For context, what she is talking about is Mathieu Bouchard's, senior PMO adviser, claim to have direct knowledge of disagreements between the top prosecutor and the Crown attorney assigned to this particular trial. The fact that the Prime Minister's Office at the highest levels was knowledgeable about internal discussions within the office of the director of public prosecutions suggests something very ominous that we have not yet examined, and it is this.

We already know that the PMO, the finance minister and their staff interfered with the former attorney general. We already know, through 41 pages of text, journal entries and also audio recordings, that this happened. It is not even really disputed anymore. However, what we do not yet know is whether there was similar pressure from the Prime Minister's team directly to the office of the director of public prosecutions.

In order to give viewers who might not understand the superstructure of this situation, we have the Prime Minister's Office, the Attorney General's Office and then on the other side we have the director of public prosecutions. That director is responsible for prosecuting all federal offences except for those that fall to provincial Crown attorneys. In other words, this director is responsible for prosecuting SNC-Lavalin on the charges of fraud and bribery.

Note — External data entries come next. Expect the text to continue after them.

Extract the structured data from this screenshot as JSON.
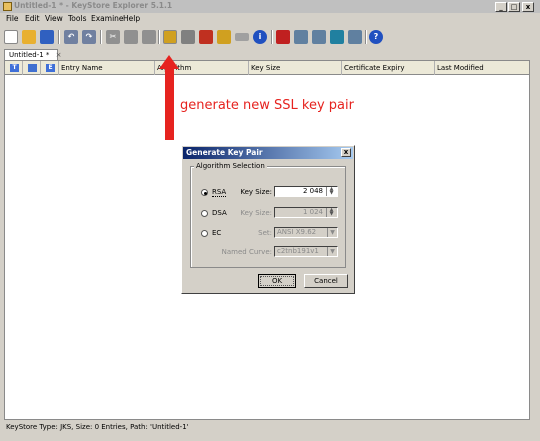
{
  "window": {
    "title": "Untitled-1 * - KeyStore Explorer 5.1.1",
    "controls": [
      "_",
      "□",
      "x"
    ]
  },
  "menu": [
    "File",
    "Edit",
    "View",
    "Tools",
    "Examine",
    "Help"
  ],
  "toolbar": [
    {
      "icon": "new-keystore-icon",
      "color": "#ffffff"
    },
    {
      "icon": "open-keystore-icon",
      "color": "#e8b030"
    },
    {
      "icon": "save-icon",
      "color": "#3060c0"
    },
    {
      "icon": "undo-icon",
      "color": "#7080a0"
    },
    {
      "icon": "redo-icon",
      "color": "#7080a0"
    },
    {
      "icon": "cut-icon",
      "color": "#909090"
    },
    {
      "icon": "copy-icon",
      "color": "#909090"
    },
    {
      "icon": "paste-icon",
      "color": "#909090"
    },
    {
      "icon": "generate-key-pair-icon",
      "color": "#d0a020"
    },
    {
      "icon": "generate-secret-key-icon",
      "color": "#808080"
    },
    {
      "icon": "import-trusted-certificate-icon",
      "color": "#c03020"
    },
    {
      "icon": "import-key-pair-icon",
      "color": "#d0a020"
    },
    {
      "icon": "set-password-icon",
      "color": "#a0a0a0"
    },
    {
      "icon": "properties-icon",
      "color": "#2050c0"
    },
    {
      "icon": "examine-certificate-icon",
      "color": "#c02020"
    },
    {
      "icon": "examine-crl-icon",
      "color": "#6080a0"
    },
    {
      "icon": "examine-csr-icon",
      "color": "#6080a0"
    },
    {
      "icon": "examine-clipboard-icon",
      "color": "#2080a0"
    },
    {
      "icon": "examine-file-icon",
      "color": "#6080a0"
    },
    {
      "icon": "help-icon",
      "color": "#2050c0"
    }
  ],
  "tab": {
    "label": "Untitled-1 *",
    "close": "×"
  },
  "table": {
    "type_icons": [
      "T",
      "🔒",
      "E"
    ],
    "columns": [
      "Entry Name",
      "Algorithm",
      "Key Size",
      "Certificate Expiry",
      "Last Modified"
    ]
  },
  "annotation": "generate new SSL key pair",
  "dialog": {
    "title": "Generate Key Pair",
    "close": "x",
    "group_label": "Algorithm Selection",
    "options": [
      {
        "label": "RSA",
        "selected": true
      },
      {
        "label": "DSA",
        "selected": false
      },
      {
        "label": "EC",
        "selected": false
      }
    ],
    "rsa_key_size_label": "Key Size:",
    "rsa_key_size": "2 048",
    "dsa_key_size_label": "Key Size:",
    "dsa_key_size": "1 024",
    "ec_set_label": "Set:",
    "ec_set": "ANSI X9.62",
    "named_curve_label": "Named Curve:",
    "named_curve": "c2tnb191v1",
    "ok": "OK",
    "cancel": "Cancel"
  },
  "status": "KeyStore Type: JKS, Size: 0 Entries, Path: 'Untitled-1'"
}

We know the Prime Minister was interfering with his attorney general. We know he was trying to get her to interfere with the director of public prosecutions. What we do not know yet is whether the Prime Minister's Office might have actually gone around the former attorney general directly to the office of the director of public prosecutions. However, the fact that this senior adviser was knowledgeable about internal discussions in the office of the director suggests that may well have happened. If there is some other explanation, for example, that SNC-Lavalin was feeding information from its talks with the director over to the PMO, it would be equally problematic. At the very least, we should know the truth.

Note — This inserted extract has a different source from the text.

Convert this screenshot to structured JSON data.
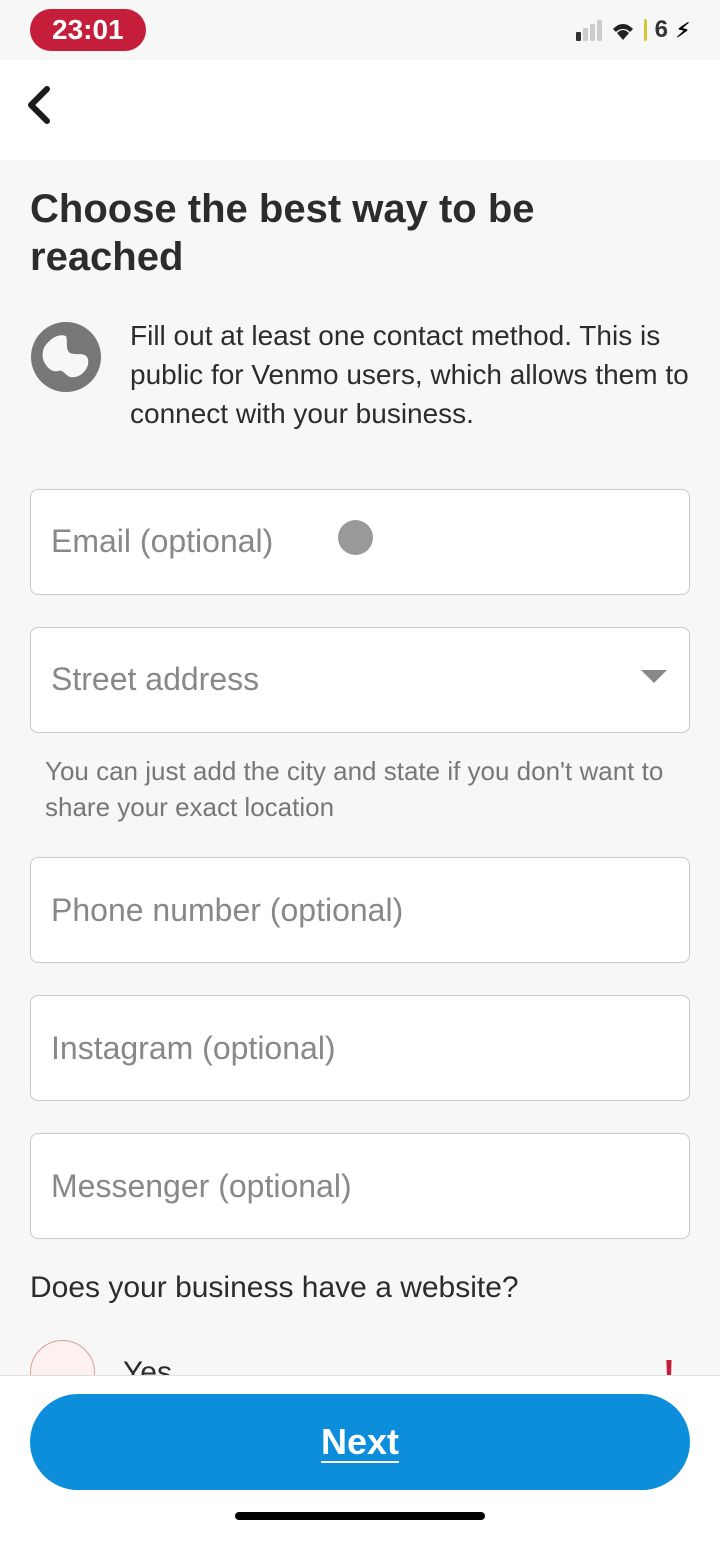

How did Mathieu Bouchard, a senior PMO adviser, come to know about the internal discussions and the alleged disagreements that were ongoing in the office of the director of public prosecutions?

Financial Statement of Minister of FinanceThe BudgetGovernment Orders

11:15 a.m.

An hon. member

Did they ask him at the justice committee?